»»
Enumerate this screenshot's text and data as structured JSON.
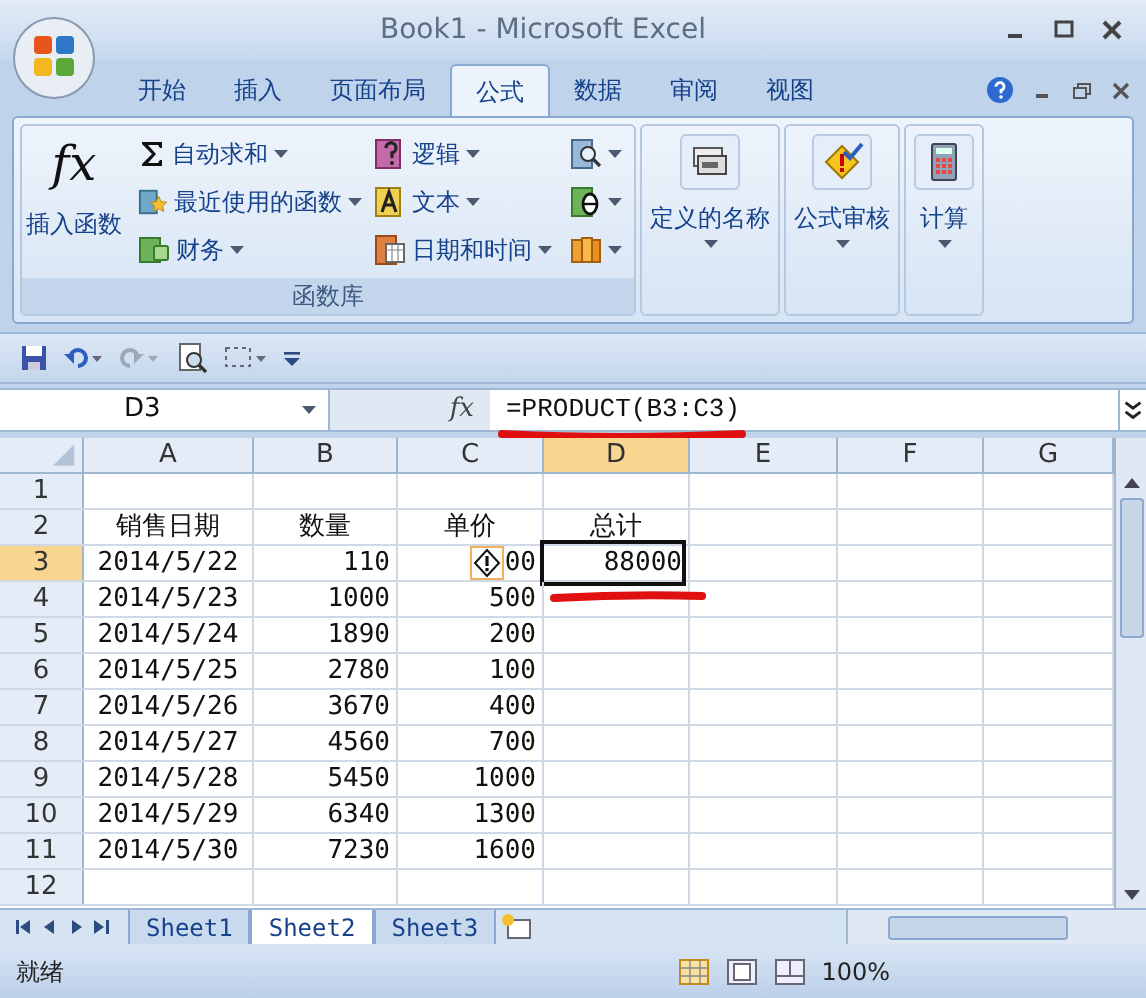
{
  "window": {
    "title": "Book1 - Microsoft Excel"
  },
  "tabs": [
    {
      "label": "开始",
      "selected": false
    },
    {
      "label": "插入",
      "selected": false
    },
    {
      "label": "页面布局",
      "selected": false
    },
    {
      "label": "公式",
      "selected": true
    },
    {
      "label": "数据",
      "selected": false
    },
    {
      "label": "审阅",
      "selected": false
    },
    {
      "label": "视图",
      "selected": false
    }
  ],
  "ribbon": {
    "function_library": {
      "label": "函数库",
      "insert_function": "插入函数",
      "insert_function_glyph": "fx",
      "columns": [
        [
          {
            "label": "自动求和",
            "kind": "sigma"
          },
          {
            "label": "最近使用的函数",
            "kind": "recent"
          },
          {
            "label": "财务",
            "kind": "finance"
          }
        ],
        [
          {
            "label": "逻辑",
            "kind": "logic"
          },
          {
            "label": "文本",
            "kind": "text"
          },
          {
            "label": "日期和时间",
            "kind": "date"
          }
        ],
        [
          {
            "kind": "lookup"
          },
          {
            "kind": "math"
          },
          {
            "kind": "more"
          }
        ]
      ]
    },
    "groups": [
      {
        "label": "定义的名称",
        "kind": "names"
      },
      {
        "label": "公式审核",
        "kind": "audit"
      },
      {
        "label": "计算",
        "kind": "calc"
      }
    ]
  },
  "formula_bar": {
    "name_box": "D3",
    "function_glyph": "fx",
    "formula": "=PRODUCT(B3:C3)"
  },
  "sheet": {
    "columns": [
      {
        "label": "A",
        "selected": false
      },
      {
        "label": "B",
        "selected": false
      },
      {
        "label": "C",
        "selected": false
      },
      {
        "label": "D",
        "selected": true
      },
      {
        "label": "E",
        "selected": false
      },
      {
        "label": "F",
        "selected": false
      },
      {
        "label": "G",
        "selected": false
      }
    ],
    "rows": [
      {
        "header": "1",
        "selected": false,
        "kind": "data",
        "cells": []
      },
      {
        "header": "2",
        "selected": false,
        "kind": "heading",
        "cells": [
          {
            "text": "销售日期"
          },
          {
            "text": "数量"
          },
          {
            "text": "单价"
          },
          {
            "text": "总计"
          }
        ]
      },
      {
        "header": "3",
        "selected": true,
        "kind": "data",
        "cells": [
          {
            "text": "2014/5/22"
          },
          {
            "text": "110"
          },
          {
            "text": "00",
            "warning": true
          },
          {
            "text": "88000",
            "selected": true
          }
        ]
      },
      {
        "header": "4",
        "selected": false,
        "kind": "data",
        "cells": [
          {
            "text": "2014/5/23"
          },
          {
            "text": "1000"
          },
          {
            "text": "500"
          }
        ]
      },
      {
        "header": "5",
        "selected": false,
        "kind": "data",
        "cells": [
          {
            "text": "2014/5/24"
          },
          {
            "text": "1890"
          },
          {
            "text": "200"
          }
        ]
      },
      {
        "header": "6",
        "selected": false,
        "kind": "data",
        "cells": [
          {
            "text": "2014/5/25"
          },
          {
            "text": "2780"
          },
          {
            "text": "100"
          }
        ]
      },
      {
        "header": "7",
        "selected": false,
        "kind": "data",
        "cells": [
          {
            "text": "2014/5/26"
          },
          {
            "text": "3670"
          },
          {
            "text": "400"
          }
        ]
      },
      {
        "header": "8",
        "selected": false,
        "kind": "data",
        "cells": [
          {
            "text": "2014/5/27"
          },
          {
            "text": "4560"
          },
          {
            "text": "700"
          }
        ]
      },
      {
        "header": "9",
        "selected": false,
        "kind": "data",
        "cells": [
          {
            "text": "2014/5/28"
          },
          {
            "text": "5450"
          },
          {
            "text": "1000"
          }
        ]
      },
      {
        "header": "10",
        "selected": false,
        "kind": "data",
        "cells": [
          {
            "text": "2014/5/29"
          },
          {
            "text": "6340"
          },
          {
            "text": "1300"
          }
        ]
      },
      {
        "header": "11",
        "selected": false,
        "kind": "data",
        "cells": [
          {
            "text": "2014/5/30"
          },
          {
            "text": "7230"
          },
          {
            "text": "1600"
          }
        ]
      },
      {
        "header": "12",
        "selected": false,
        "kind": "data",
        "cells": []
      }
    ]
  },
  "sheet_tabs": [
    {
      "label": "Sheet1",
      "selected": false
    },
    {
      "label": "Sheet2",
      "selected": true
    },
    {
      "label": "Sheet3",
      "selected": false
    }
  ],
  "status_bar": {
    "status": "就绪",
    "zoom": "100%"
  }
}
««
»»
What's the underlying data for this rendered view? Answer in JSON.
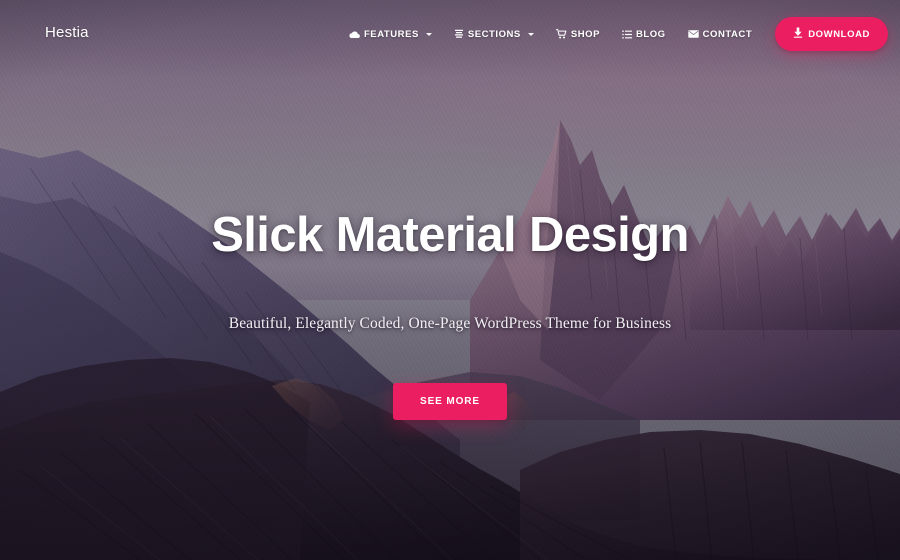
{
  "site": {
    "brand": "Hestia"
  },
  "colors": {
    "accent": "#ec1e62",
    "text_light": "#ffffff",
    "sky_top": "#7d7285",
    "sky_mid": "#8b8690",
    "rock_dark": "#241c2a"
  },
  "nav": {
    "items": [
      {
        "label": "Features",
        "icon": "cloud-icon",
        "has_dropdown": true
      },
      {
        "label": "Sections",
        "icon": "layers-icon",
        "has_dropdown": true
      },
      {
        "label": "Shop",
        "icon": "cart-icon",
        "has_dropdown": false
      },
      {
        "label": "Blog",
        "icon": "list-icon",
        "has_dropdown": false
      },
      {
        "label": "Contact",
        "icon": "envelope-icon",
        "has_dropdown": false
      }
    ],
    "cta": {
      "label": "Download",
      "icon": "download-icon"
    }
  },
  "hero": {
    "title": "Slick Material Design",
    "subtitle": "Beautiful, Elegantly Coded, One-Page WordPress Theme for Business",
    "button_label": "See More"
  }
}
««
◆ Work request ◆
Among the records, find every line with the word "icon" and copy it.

◆ Task answer ◆
        "icon": "cloud-icon",
        "icon": "layers-icon",
        "icon": "cart-icon",
        "icon": "list-icon",
        "icon": "envelope-icon",
      "icon": "download-icon"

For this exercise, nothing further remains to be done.